Problem to solve:
Every line of the data below should be retyped exactly, with no images carried over.

Website and app data records
━━━━━━━━━━━━━━━━━━━━━━━━━━━━━━

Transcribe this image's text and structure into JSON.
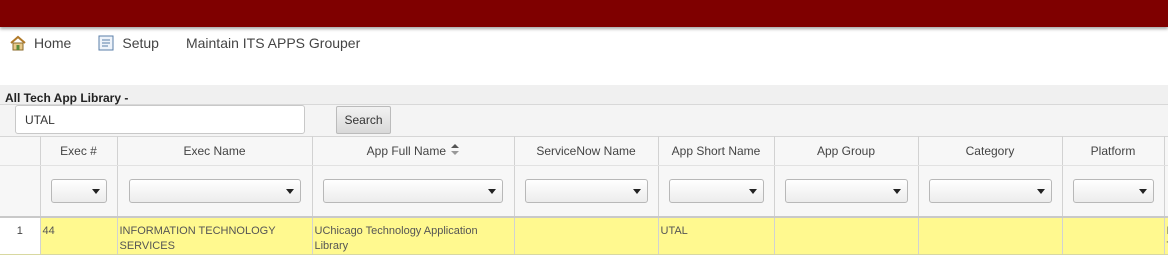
{
  "nav": {
    "home_label": "Home",
    "setup_label": "Setup",
    "maintain_label": "Maintain ITS APPS Grouper"
  },
  "section": {
    "title": "All Tech App Library -"
  },
  "search": {
    "value": "UTAL",
    "button_label": "Search"
  },
  "table": {
    "columns": [
      {
        "key": "exec_num",
        "label": "Exec #"
      },
      {
        "key": "exec_name",
        "label": "Exec Name"
      },
      {
        "key": "app_full_name",
        "label": "App Full Name",
        "sorted": true
      },
      {
        "key": "servicenow_name",
        "label": "ServiceNow Name"
      },
      {
        "key": "app_short_name",
        "label": "App Short Name"
      },
      {
        "key": "app_group",
        "label": "App Group"
      },
      {
        "key": "category",
        "label": "Category"
      },
      {
        "key": "platform",
        "label": "Platform"
      }
    ],
    "rows": [
      {
        "row_number": "1",
        "exec_num": "44",
        "exec_name": "INFORMATION TECHNOLOGY SERVICES",
        "app_full_name": "UChicago Technology Application Library",
        "servicenow_name": "",
        "app_short_name": "UTAL",
        "app_group": "",
        "category": "",
        "platform": "",
        "extra_partial": "I T"
      }
    ]
  },
  "colors": {
    "topbar": "#7f0000",
    "row_highlight": "#fff98f"
  },
  "icons": {
    "home": "home-icon",
    "setup": "setup-icon",
    "sort": "sort-icon"
  }
}
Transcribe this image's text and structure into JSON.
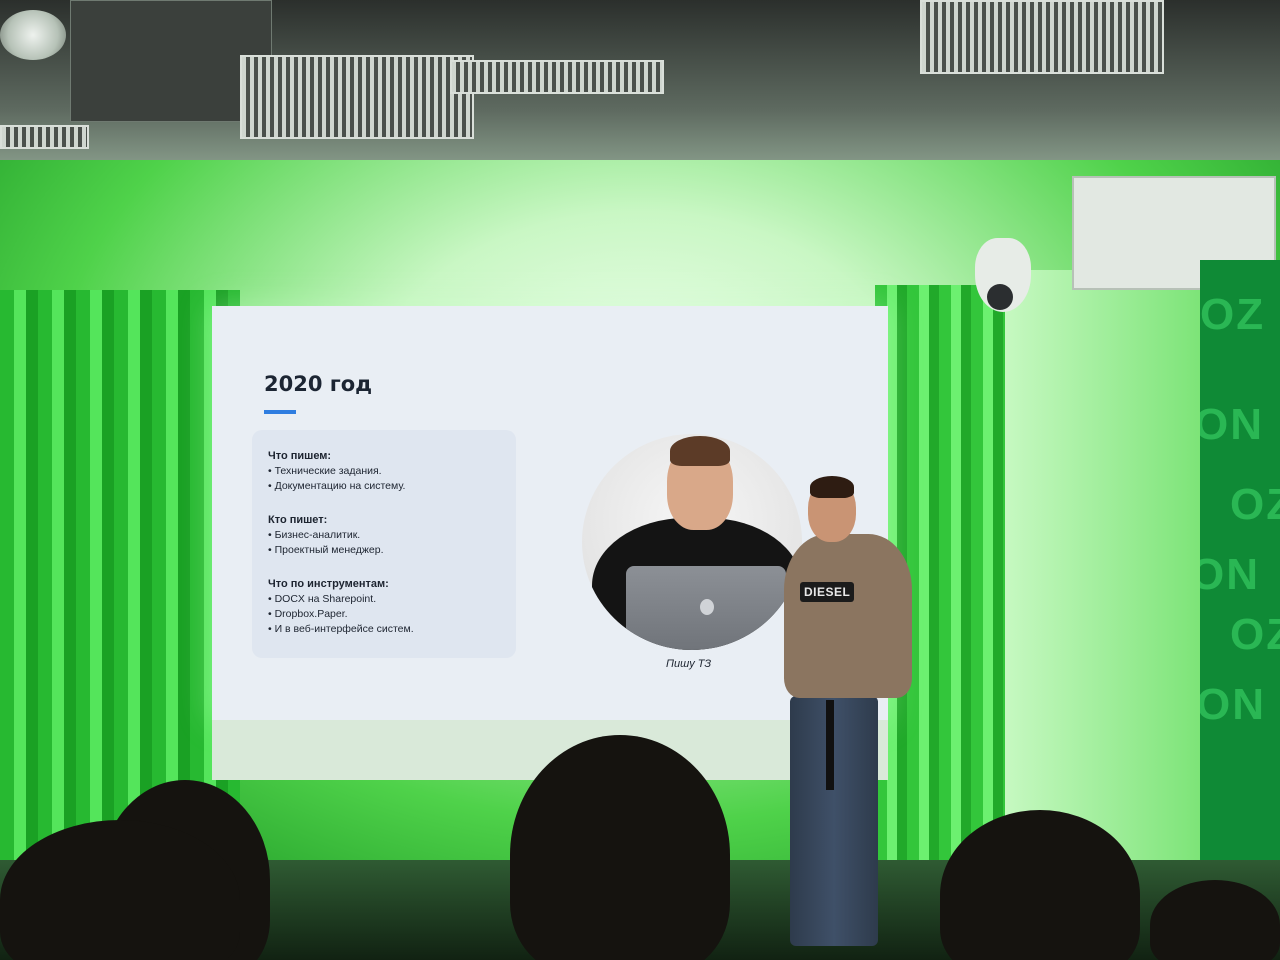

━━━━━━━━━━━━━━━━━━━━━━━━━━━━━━

Task answer:
Transcribe this image's text and structure into JSON.
{
  "nav": {
    "home_label": "Home",
    "setup_label": "Setup",
    "maintain_label": "Maintain ITS APPS Grouper"
  },
  "section": {
    "title": "All Tech App Library -"
  },
  "search": {
    "value": "UTAL",
    "button_label": "Search"
  },
  "table": {
    "columns": [
      {
        "key": "exec_num",
        "label": "Exec #"
      },
      {
        "key": "exec_name",
        "label": "Exec Name"
      },
      {
        "key": "app_full_name",
        "label": "App Full Name",
        "sorted": true
      },
      {
        "key": "servicenow_name",
        "label": "ServiceNow Name"
      },
      {
        "key": "app_short_name",
        "label": "App Short Name"
      },
      {
        "key": "app_group",
        "label": "App Group"
      },
      {
        "key": "category",
        "label": "Category"
      },
      {
        "key": "platform",
        "label": "Platform"
      }
    ],
    "rows": [
      {
        "row_number": "1",
        "exec_num": "44",
        "exec_name": "INFORMATION TECHNOLOGY SERVICES",
        "app_full_name": "UChicago Technology Application Library",
        "servicenow_name": "",
        "app_short_name": "UTAL",
        "app_group": "",
        "category": "",
        "platform": "",
        "extra_partial": "I T"
      }
    ]
  },
  "colors": {
    "topbar": "#7f0000",
    "row_highlight": "#fff98f"
  },
  "icons": {
    "home": "home-icon",
    "setup": "setup-icon",
    "sort": "sort-icon"
  }
}
Transcribe this image's text and structure into JSON.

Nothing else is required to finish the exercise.